"We need to find a way to standardize everything and make it so there is no gray area, and there’s no question this has revealed the system might need to change a little bit – not with the Browns, but with the entire league," Browns tight end Evan Moore told reporters. "We’ve got to protect players, no question about it."
It’s not Browns coach Pat Shurmur’s fault McCoy went back onto the field.
Shurmur is preoccupied with the game and relies on medical staff to tell him what’s best for the player.
Nor is it the fault of the team medical staff, who didn’t see the hit as it happened because they were busy treating other players at the time. If McCoy seems fine at the moment, they’re just following the league rules by letting him return.
The problem is the league’s prehistoric protocols for handling concussions.
If the NFL is going to dispatch uniform police to every game to hand out fines for improper shoes, socks that are too long or inscriptions on towels, it had better put independent neurologists at all of its games.
Expecting officials to diagnose concussions on the field is just as ridiculous.
It is the pure definition of negligence for the NFL to keep letting this happen.
Is a one-game suspension for James Harrison enough?
Not even close.
The head-hunting Harrison refuses to change his practice of lowering his helmet and inflicting as much punishment as possible to opposing quarterbacks. Yet, the NFL chooses to banish him for just one game?
The league’s attempts at disciplining Harrison are an outrage.

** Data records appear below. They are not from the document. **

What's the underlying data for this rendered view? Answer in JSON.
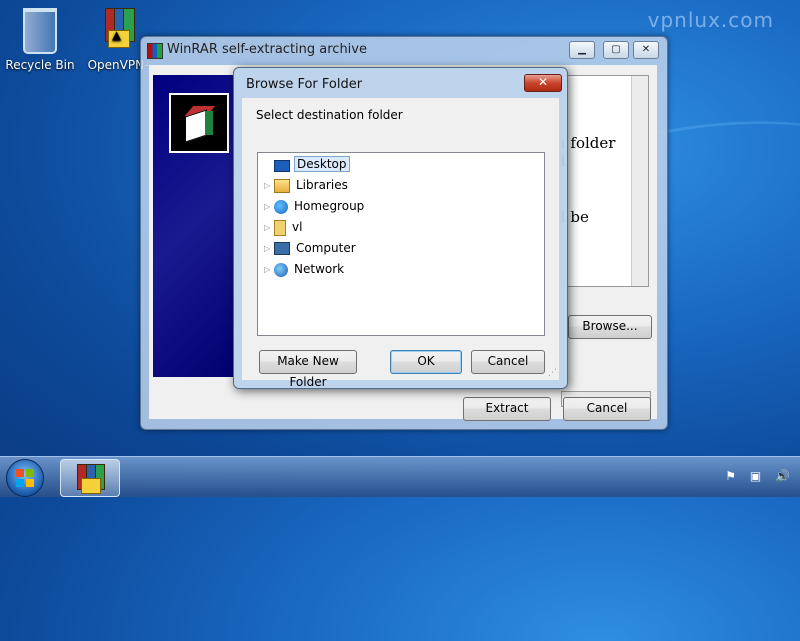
{
  "watermark": "vpnlux.com",
  "desktop": {
    "icons": [
      {
        "label": "Recycle Bin",
        "icon": "recycle-bin-icon"
      },
      {
        "label": "OpenVPN-",
        "icon": "winrar-archive-icon"
      }
    ]
  },
  "main_window": {
    "title": "WinRAR self-extracting archive",
    "text_fragments": [
      "n folder",
      "d",
      "ll be"
    ],
    "browse_label": "Browse...",
    "extract_label": "Extract",
    "cancel_label": "Cancel"
  },
  "dialog": {
    "title": "Browse For Folder",
    "close_glyph": "✕",
    "prompt": "Select destination folder",
    "tree": [
      {
        "label": "Desktop",
        "icon": "desktop-icon",
        "selected": true,
        "expandable": false
      },
      {
        "label": "Libraries",
        "icon": "libraries-icon",
        "selected": false,
        "expandable": true
      },
      {
        "label": "Homegroup",
        "icon": "homegroup-icon",
        "selected": false,
        "expandable": true
      },
      {
        "label": "vl",
        "icon": "user-folder-icon",
        "selected": false,
        "expandable": true
      },
      {
        "label": "Computer",
        "icon": "computer-icon",
        "selected": false,
        "expandable": true
      },
      {
        "label": "Network",
        "icon": "network-icon",
        "selected": false,
        "expandable": true
      }
    ],
    "new_folder_label": "Make New Folder",
    "ok_label": "OK",
    "cancel_label": "Cancel"
  },
  "taskbar": {
    "tray_icons": [
      "action-center-icon",
      "network-tray-icon",
      "volume-icon"
    ]
  },
  "colors": {
    "desktop_blue": "#1a6ac4",
    "banner_navy": "#000080",
    "selection": "#dcebfc"
  }
}
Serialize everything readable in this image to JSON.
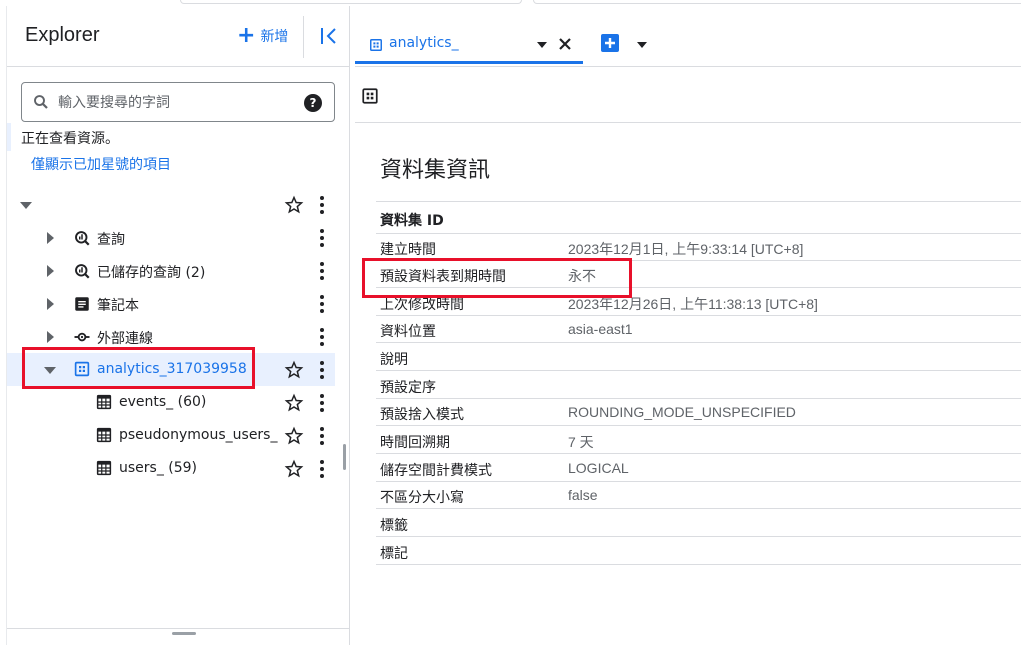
{
  "sidebar": {
    "title": "Explorer",
    "new_label": "新增",
    "search_placeholder": "輸入要搜尋的字詞",
    "viewing_text": "正在查看資源。",
    "starred_link": "僅顯示已加星號的項目",
    "tree": {
      "queries": "查詢",
      "saved_queries": "已儲存的查詢 (2)",
      "notebooks": "筆記本",
      "external_connections": "外部連線",
      "dataset": "analytics_317039958",
      "tables": [
        "events_ (60)",
        "pseudonymous_users_ ...",
        "users_ (59)"
      ]
    }
  },
  "tab": {
    "label": "analytics_"
  },
  "main": {
    "section_title": "資料集資訊",
    "rows": [
      {
        "key": "資料集 ID",
        "value": ""
      },
      {
        "key": "建立時間",
        "value": "2023年12月1日, 上午9:33:14 [UTC+8]"
      },
      {
        "key": "預設資料表到期時間",
        "value": "永不"
      },
      {
        "key": "上次修改時間",
        "value": "2023年12月26日, 上午11:38:13 [UTC+8]"
      },
      {
        "key": "資料位置",
        "value": "asia-east1"
      },
      {
        "key": "說明",
        "value": ""
      },
      {
        "key": "預設定序",
        "value": ""
      },
      {
        "key": "預設捨入模式",
        "value": "ROUNDING_MODE_UNSPECIFIED"
      },
      {
        "key": "時間回溯期",
        "value": "7 天"
      },
      {
        "key": "儲存空間計費模式",
        "value": "LOGICAL"
      },
      {
        "key": "不區分大小寫",
        "value": "false"
      },
      {
        "key": "標籤",
        "value": ""
      },
      {
        "key": "標記",
        "value": ""
      }
    ]
  },
  "colors": {
    "accent": "#1a73e8",
    "highlight": "#e8102a",
    "text": "#202124",
    "muted": "#5f6368"
  },
  "icons": [
    "plus-icon",
    "collapse-panel-icon",
    "search-icon",
    "help-icon",
    "caret-icon",
    "query-icon",
    "saved-query-icon",
    "notebook-icon",
    "connection-icon",
    "dataset-icon",
    "table-icon",
    "star-icon",
    "more-vert-icon",
    "close-icon",
    "add-tab-icon"
  ]
}
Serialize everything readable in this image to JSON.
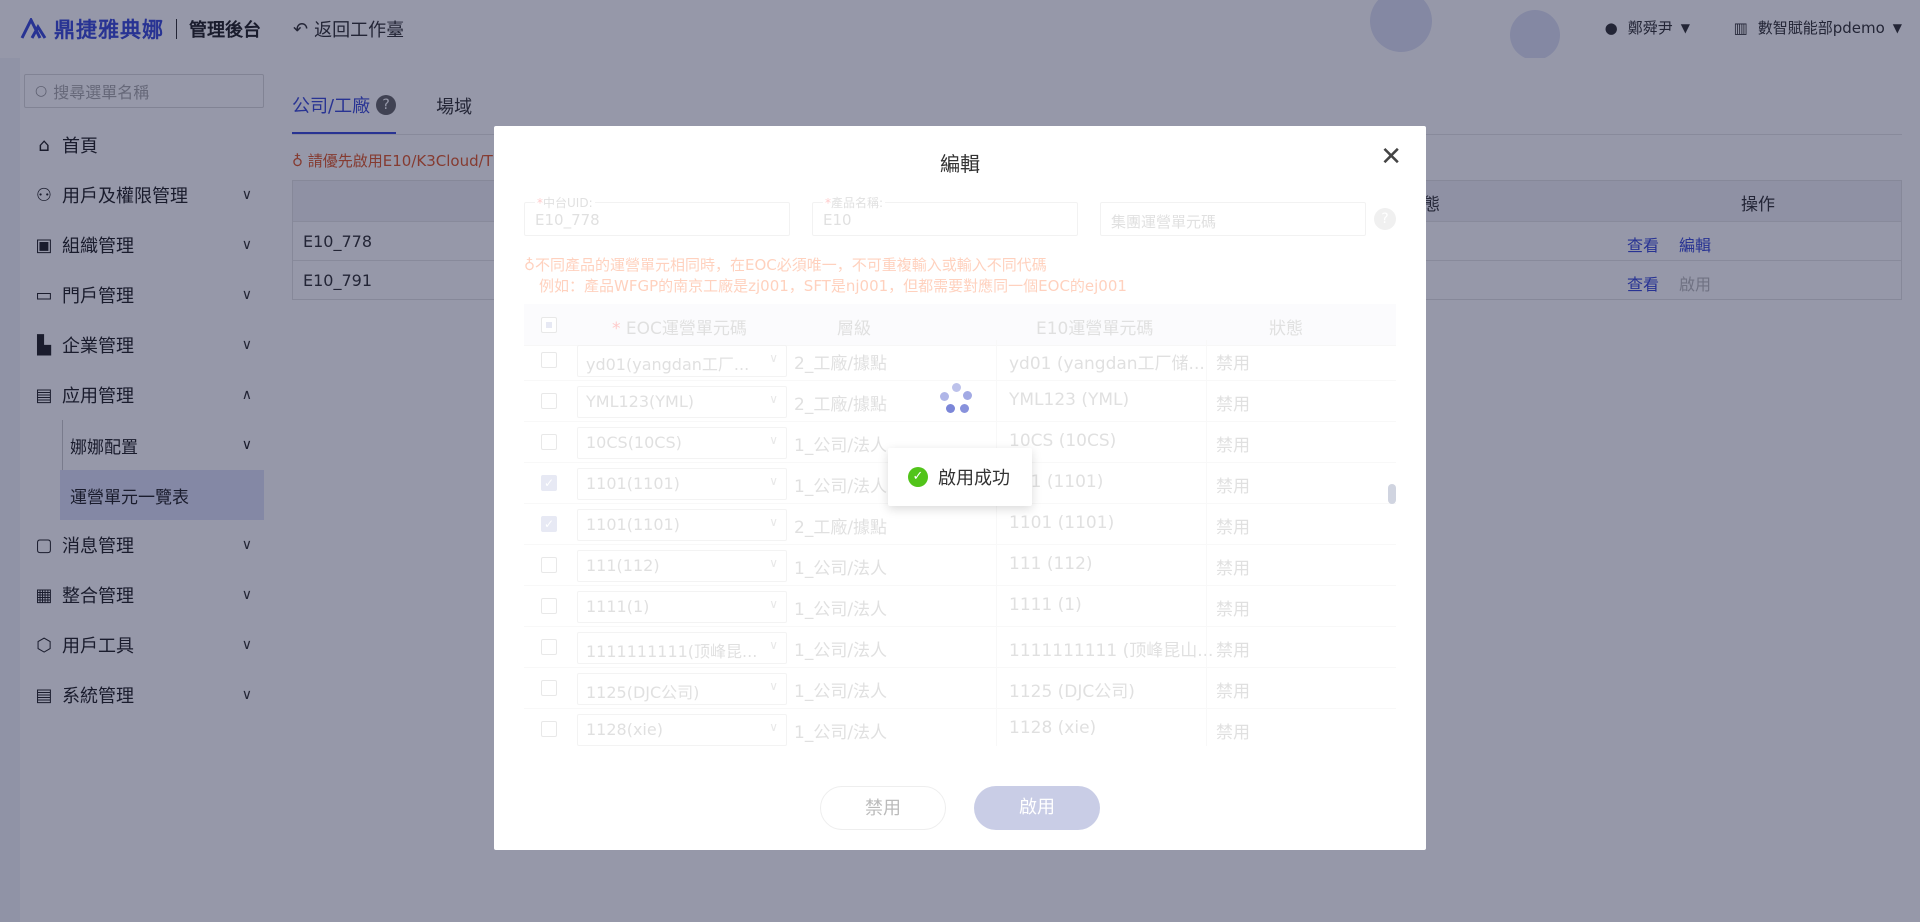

He is a repeat offender multiple times. He has a bad reputation for lowering his helmet at impact. He must learn he doesn’t need to lead with his helmet to make a tackle.
Yet, for doing so, he gets a one-game suspension.
Meanwhile, the league suspended Detroit Lions defensive tackle Ndamukong Suh two games for a "stomp" that inflicts no harm upon Green Bay Packers guard Evan-Dietrich Smith.
If it’s a "SportsCenter" highlight that maims a quarterback but happens between the whistles, that’s one game.
If it ends up being a viral YouTube clip on Thanksgiving Day during a national telecast that happens after the whistle but then leads to a public uproar, despite no one being hurt, that’s two games.
Yep, makes sense.